spain tranquility
The direct impact of the global slowdown in Spain is being offset by the positive indirect effects on private consumption. High GDP growth rates will be maintained in 2015 and 2016, although these will moderate progressively, with economic growth seen falling to 2.8% from 3.1% in 2015 as reported by Bank of Spain last week.
In a recent report published by Intermoney, the experts said:
“against the currrent backdrop of global risks, Spain can maintain growth impetus, but it is not immune to seeing this deteriorate in the long term.”
In their opinion, the issue is not about substituting domestic output for imports given the depreciation of the emerging countries’ currencies, but more to do with generating a serious bout of financial instability which dents market confidence and then drags the real economy down.
Looking ahead to 2016, high GDP growth rates will be maintained thanks to robust domestic demand. But these will moderate progressively, with economic growth seen falling to 2.8% from 3.1% in 2015 as the effect of the euro’s depreciation or the fall in crude prices is diluted. The growth rate is way off that 4% advocated by Economy Minister Luis de Guindos for the coming years when he commented on S&P’s improved rating for Spain’s sovereign debt last week.
The effects of the emerging markets’ slowdown explains the fall in raw material prices, particularly in energy prices. In September, the 0.9% year-on-year decline in Spanish consumer prices was mainly explained by energy. In the coming months, this could also be re-inforced by unprocessed food products, where the variations in crude prices have an impact of 0.25 percentage points.

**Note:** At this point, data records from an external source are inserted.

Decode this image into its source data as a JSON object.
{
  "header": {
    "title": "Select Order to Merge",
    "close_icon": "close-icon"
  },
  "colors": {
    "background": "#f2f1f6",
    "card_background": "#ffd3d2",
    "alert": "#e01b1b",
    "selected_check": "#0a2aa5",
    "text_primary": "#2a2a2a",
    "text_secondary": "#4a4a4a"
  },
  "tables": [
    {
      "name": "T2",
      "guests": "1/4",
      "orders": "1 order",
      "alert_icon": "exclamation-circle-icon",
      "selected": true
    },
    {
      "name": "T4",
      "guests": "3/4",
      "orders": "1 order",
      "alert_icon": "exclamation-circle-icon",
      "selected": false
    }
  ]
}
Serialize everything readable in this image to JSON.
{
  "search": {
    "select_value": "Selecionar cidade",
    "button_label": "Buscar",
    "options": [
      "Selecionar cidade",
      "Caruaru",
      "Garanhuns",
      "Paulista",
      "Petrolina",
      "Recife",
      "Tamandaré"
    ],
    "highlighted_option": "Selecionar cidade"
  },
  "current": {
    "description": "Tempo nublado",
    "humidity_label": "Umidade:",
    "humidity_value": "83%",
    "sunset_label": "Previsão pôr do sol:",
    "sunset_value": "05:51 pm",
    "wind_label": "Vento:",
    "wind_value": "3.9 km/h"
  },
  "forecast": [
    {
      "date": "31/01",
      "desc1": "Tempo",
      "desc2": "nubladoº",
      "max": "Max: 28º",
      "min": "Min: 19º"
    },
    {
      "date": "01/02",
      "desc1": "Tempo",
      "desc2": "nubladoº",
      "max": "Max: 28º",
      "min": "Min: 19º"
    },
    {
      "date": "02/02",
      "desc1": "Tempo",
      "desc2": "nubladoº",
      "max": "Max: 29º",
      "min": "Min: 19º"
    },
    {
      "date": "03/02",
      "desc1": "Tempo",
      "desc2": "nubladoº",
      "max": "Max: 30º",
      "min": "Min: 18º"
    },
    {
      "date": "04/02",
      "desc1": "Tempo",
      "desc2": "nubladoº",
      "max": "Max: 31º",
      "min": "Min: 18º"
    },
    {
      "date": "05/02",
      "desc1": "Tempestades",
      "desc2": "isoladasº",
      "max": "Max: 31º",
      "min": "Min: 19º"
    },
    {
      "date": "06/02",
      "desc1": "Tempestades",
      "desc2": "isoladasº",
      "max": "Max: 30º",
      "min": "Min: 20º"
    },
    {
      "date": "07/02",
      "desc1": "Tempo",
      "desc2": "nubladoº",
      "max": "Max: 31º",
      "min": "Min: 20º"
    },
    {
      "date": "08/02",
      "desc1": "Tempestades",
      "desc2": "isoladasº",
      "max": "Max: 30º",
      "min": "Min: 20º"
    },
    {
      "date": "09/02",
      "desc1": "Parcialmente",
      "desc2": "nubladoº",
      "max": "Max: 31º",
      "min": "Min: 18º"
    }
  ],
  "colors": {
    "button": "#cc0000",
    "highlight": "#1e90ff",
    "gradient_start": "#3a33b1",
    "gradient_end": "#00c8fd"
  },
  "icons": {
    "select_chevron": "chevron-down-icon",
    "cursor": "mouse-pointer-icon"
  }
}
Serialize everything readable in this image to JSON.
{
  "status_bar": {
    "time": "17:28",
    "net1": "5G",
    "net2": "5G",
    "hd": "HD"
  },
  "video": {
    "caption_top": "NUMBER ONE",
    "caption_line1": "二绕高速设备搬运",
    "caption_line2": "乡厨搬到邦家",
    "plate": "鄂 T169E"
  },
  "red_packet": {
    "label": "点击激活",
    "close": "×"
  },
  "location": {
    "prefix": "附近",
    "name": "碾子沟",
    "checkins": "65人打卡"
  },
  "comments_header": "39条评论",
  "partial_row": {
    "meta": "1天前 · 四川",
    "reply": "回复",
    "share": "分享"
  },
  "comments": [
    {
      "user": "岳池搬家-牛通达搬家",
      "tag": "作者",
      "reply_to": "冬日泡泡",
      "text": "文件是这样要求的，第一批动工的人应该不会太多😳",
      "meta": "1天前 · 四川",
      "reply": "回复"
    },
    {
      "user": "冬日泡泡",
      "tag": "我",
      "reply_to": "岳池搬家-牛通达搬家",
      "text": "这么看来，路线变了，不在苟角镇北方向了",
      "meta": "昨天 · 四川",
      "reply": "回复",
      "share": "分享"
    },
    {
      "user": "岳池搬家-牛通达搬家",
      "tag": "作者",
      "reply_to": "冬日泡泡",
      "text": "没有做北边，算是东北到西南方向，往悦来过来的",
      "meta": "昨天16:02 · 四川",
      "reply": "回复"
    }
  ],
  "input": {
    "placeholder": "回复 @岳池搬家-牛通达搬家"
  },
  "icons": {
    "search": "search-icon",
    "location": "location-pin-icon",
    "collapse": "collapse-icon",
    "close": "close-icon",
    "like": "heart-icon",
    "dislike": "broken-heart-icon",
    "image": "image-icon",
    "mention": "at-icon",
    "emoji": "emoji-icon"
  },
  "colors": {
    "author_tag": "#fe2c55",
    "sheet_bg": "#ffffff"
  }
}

These two segments make up 20% of Spaniards’ shopping basket and the fact it is getting cheaper frees up a significant amount of cash, even leaving aside other ramifications.
The growth in retail sales and services activity looks solid and is driving businesses to invest and hire. Employment will continue to grow near to 3%, boosting confidence (more consumption, investment in housing etc..) and feeding back into the upward cycle.
Apart from Spanish companies exposure to countries like Brazil, the key issue is the financing of their persistently high debt. Non-financial companies gross debt is equivalent to almost 100% of GDP, in line with public debt. That said, the important figure during times of market tension is external debt levels, which represents 160% of GDP.
All of the above, along with the IMF’s warnings about the global economic slowdown, should force the Spanish authorities to revive the debate about the reforms needed to prolong the economy’s current expansive phase.As Intermoney analysts conclude:
“this is a matter on which ECB President Mr Draghi systematically insists, but which the Spanish government seems to have decided not to take action on before the putcome of the general elections in December.”

About the Author

The Corner
The Corner has a team of on-the-ground reporters in capital cities ranging from New York to Beijing. Their stories are edited by the teams at the Spanish magazine Consejeros (for members of companies’ boards of directors) and at the stock market news site Consenso Del Mercado (market consensus). They have worked in economics and communication for over 25 years.